Disabling certificate verification is recommended because certificate verification will not work unless you map I.P addresses of your cluster nodes to the appropriate domain. If you have an internal policy which mandates that you do SSL certificate verification for any application, you can facilitate this by adding entries like host1.managedcassandra.cosmos.azure.com in your hosts file for each node. If taking this approach, you would also need to add new entries whenever scaling up nodes.

For Java, we also highly recommend enabling speculative execution policy where applications are sensitive to tail latency. You can find a demo illustrating how this works and how to enable the policy here.
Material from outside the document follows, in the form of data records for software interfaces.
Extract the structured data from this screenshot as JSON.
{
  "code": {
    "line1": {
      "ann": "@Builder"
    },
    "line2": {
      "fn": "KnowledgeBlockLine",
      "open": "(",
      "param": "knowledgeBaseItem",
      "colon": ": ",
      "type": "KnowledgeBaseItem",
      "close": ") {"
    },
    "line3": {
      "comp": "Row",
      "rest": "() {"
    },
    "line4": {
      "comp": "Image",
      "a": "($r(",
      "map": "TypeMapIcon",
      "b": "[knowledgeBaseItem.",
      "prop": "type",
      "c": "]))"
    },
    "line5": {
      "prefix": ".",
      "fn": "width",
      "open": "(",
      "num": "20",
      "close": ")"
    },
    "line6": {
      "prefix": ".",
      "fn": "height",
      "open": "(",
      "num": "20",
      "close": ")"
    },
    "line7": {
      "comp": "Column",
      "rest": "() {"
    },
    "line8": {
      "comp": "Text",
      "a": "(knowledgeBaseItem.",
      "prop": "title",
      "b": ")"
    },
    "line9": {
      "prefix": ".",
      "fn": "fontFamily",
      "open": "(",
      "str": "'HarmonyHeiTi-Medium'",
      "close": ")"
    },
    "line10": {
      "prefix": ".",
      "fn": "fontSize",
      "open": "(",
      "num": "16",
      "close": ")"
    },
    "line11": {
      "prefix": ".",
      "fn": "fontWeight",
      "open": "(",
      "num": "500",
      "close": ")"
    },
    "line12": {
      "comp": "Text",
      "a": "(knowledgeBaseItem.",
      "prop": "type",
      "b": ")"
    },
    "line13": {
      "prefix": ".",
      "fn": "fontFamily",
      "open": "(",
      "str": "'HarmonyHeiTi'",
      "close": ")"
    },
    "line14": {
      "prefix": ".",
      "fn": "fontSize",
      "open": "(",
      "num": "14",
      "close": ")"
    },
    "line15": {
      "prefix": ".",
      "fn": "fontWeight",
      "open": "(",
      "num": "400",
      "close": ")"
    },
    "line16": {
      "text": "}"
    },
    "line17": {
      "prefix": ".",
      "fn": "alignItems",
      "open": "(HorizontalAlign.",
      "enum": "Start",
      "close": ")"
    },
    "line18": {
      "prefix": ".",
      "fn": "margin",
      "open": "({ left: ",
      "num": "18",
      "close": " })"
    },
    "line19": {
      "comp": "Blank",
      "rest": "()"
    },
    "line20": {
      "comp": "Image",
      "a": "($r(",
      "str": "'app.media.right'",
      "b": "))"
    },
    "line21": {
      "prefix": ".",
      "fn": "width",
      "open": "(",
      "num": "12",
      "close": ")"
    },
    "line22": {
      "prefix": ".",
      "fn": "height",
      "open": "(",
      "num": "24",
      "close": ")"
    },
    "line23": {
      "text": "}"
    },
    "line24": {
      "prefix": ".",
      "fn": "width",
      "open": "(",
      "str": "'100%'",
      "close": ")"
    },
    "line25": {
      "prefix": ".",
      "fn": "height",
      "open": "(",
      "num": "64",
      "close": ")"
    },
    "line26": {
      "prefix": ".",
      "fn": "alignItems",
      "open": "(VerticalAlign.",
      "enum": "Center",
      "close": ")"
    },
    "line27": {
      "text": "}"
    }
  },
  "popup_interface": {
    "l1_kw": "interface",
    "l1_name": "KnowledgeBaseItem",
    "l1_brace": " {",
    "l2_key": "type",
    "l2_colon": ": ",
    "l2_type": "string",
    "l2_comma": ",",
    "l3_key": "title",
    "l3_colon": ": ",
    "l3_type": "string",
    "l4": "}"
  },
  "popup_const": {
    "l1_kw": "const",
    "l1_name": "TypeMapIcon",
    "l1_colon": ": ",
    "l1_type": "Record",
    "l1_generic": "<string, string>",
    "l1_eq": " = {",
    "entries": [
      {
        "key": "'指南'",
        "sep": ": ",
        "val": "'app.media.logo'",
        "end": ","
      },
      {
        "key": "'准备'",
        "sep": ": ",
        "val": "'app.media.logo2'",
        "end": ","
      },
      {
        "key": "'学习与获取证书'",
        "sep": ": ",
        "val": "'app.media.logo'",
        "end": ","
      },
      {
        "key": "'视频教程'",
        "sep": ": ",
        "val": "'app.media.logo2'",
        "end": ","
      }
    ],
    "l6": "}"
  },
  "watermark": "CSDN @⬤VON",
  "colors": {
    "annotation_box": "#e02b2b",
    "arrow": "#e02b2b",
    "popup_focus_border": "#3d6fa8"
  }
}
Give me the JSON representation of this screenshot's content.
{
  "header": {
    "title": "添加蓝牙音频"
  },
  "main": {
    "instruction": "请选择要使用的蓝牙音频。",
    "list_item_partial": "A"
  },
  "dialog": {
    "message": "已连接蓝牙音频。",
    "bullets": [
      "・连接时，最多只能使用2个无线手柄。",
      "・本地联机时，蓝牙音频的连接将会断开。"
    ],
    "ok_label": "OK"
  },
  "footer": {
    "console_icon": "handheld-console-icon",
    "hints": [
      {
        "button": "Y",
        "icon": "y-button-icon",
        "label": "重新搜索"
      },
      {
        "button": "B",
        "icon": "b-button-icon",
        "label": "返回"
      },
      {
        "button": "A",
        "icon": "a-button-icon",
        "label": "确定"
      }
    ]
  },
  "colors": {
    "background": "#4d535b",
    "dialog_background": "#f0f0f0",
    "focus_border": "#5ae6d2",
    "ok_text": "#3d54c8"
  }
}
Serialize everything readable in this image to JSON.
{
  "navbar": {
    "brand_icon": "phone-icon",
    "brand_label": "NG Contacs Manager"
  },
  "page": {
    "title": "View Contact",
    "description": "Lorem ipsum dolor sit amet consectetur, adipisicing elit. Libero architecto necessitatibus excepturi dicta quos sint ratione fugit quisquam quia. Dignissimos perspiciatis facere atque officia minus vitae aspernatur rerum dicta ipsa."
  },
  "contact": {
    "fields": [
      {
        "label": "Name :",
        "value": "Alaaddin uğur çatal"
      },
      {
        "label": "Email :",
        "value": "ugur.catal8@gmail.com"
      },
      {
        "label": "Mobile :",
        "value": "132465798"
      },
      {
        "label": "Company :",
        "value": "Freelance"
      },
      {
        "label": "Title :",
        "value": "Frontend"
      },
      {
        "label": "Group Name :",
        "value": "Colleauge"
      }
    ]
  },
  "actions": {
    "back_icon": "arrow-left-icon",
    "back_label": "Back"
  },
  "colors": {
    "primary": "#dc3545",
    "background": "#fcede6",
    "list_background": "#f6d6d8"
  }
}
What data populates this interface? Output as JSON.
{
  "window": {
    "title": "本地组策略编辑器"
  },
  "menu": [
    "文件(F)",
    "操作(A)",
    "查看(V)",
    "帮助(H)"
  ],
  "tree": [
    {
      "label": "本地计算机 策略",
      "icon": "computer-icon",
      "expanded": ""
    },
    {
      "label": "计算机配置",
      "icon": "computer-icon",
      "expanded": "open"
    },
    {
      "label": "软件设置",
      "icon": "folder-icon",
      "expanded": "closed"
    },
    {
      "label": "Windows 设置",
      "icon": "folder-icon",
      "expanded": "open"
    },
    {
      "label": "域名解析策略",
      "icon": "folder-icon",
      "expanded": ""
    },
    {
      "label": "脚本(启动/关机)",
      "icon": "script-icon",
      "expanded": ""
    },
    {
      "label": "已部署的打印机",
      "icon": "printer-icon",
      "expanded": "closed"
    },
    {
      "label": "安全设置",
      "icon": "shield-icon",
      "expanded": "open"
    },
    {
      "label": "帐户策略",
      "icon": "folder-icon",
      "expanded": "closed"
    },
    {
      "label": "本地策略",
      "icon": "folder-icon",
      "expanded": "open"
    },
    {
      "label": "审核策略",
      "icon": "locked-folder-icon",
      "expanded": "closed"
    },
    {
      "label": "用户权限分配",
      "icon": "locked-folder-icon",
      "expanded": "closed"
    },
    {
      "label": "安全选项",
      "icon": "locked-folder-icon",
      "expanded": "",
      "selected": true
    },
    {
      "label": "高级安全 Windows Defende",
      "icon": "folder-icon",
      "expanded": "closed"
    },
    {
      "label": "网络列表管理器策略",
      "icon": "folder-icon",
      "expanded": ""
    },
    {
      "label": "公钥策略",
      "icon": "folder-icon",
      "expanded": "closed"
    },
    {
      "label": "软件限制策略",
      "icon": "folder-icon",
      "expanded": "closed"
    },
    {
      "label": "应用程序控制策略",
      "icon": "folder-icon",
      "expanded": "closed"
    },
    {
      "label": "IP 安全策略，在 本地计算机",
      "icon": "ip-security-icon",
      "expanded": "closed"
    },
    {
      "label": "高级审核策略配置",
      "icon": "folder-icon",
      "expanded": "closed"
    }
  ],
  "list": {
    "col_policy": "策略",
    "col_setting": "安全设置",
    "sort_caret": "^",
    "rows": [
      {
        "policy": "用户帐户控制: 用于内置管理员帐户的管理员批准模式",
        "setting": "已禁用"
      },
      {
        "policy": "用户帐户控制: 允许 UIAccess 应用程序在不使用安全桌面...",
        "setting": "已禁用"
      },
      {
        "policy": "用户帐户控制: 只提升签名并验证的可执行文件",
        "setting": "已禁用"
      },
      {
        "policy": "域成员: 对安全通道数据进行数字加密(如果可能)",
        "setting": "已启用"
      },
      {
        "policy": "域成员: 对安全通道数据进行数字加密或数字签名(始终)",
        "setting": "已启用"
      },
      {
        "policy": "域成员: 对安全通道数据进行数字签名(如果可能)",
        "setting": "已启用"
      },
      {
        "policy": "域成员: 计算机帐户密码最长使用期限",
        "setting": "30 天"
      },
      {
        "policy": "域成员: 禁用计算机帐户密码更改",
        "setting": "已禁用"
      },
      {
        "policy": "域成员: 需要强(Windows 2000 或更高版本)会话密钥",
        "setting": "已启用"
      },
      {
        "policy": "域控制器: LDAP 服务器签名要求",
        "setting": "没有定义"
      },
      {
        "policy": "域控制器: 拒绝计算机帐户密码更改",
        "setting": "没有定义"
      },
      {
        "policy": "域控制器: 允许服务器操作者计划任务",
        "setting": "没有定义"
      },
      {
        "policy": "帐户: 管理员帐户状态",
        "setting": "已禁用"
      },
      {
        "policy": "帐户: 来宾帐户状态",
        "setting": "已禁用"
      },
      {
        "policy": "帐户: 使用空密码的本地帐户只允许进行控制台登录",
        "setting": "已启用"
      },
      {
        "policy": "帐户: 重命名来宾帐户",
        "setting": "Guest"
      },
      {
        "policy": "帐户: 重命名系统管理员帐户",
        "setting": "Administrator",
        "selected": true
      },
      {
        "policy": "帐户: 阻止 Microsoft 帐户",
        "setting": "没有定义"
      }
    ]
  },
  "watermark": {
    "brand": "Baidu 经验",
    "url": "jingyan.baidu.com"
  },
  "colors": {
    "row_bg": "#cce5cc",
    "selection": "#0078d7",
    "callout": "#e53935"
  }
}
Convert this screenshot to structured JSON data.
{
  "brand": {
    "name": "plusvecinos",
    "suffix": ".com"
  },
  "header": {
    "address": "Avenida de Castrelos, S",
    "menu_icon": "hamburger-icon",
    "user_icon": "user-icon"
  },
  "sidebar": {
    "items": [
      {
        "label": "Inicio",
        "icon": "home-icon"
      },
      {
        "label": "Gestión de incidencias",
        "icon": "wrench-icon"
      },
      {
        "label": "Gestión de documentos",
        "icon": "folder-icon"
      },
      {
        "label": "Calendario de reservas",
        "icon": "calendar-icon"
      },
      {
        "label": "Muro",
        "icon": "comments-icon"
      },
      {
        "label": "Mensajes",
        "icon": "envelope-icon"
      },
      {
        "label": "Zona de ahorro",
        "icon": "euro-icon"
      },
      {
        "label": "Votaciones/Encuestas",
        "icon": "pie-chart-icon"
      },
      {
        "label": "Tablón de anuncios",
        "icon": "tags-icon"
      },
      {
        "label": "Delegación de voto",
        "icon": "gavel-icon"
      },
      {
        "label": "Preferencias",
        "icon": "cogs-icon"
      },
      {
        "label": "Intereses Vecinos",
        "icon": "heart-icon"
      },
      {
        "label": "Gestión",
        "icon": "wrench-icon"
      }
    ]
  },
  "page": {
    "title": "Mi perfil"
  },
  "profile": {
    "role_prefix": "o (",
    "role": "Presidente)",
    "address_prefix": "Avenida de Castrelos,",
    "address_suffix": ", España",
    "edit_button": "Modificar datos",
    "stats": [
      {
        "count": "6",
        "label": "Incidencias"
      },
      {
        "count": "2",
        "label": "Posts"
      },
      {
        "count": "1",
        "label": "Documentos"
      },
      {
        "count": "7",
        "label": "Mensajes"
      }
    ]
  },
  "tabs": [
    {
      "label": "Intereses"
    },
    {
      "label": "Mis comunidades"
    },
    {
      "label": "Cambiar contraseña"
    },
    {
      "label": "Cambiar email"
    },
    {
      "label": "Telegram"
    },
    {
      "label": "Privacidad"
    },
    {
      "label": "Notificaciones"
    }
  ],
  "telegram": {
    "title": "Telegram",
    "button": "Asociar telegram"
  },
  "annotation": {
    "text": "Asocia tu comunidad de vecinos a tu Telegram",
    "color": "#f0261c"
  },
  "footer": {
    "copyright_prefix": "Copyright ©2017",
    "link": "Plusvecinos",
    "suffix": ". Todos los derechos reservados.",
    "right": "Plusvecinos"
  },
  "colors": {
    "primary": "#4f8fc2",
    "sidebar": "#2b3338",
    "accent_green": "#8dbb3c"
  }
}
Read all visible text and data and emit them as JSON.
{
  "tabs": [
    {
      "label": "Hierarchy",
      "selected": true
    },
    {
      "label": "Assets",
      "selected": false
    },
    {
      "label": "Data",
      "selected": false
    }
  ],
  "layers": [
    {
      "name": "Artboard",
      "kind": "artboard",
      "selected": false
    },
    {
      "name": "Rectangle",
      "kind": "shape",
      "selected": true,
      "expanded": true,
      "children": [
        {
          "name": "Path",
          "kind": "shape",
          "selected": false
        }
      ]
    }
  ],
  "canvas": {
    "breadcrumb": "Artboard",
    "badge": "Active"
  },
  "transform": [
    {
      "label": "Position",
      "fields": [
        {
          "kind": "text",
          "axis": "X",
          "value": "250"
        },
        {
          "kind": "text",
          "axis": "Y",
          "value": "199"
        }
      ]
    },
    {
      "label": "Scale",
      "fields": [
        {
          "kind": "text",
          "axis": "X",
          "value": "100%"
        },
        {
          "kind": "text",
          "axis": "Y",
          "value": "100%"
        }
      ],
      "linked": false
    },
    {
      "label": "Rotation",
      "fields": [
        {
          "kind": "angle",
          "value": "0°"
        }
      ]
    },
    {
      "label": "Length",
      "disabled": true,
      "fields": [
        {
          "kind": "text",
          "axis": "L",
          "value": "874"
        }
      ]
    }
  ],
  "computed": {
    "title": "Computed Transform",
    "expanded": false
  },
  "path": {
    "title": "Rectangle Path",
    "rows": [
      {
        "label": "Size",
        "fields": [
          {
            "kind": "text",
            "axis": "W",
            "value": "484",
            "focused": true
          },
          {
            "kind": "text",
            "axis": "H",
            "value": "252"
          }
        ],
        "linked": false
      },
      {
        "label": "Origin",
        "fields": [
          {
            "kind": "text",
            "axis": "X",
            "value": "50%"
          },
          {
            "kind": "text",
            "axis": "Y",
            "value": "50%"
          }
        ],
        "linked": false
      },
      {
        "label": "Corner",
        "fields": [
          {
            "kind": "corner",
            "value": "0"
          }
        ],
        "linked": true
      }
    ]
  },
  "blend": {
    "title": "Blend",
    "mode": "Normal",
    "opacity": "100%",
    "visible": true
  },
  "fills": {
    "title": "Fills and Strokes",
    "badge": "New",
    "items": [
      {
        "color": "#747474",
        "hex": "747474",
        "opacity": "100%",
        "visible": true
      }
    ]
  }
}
In the vast majority of cases it should not be necessary to configure or install certificates (rootCA, node or client, truststores, etc) to connect to Azure Managed Instance for Apache Cassandra. SSL encryption can be enabled by using the default truststore and password of the runtime being used by the client (see Java, .NET, Node.js and Python samples), because Azure Managed Instance for Apache Cassandra certificates will be trusted by that environment. In rare cases, if the certificate is not trusted, you may need to add it to the truststore.

Configuring client certificates (optional)

Configuring client certificates is optional. A client application can connect to Azure Managed Instance for Apache Cassandra as long as the above steps have been taken. However, if preferred, you can also additionally create and configure client certificates for authentication. In general, there are two ways of creating certificates:

  • Self signed certs. This means a private and public (no CA) certificate for each node - in this case we need all public certificates.
  • Certs signed by a CA. This can be a self-signed CA or even a public one. In this case we need the root CA certificate (refer to instructions on preparing SSL certificates for production), and all intermediaries (if applicable).

If you want to implement client-to-node certificate authentication or mutual Transport Layer Security (mTLS), you need to provide the certificates via Azure CLI. The below command will upload and apply your client certificates to the truststore for your Cassandra Managed Instance cluster (i.e. you do not need to edit cassandra.yaml settings). Once applied, your cluster will require Cassandra to verify the certificates when a client connects (see require_client_auth: true in Cassandra client_encryption_options).

clusterName='<Cluster Name>'

az managed-cassandra cluster update \
  --resource-group $resourceGroupName \
  --cluster-name $clusterName \
  --client-certificates /usr/csuser/clouddrive/rootCert.pem /usr/csuser/clouddrive/intermediateCert.pem


If you encounter an error when applying permissions to your Virtual Network using Azure CLI, such as Cannot find user or service principal in graph database for 'e5007d2c-4b13-4a74-9b6a-605d99f03501', you can apply the same permission manually from the Azure portal. Learn how to do this here.


The Azure Cosmos DB role assignment is used for deployment purposes only. Azure Managed Instanced for Apache Cassandra has no backend dependencies on Azure Cosmos DB.

Clean up resources

When no longer needed, you can use the az group delete command to remove the resource group, the managed instance, and all related resources:

az group delete --name <Resource_Group_Name>

Next steps

In this quickstart, you learned how to create an Azure Managed Instance for Apache Cassandra cluster using Azure CLI. You can now start working with the cluster: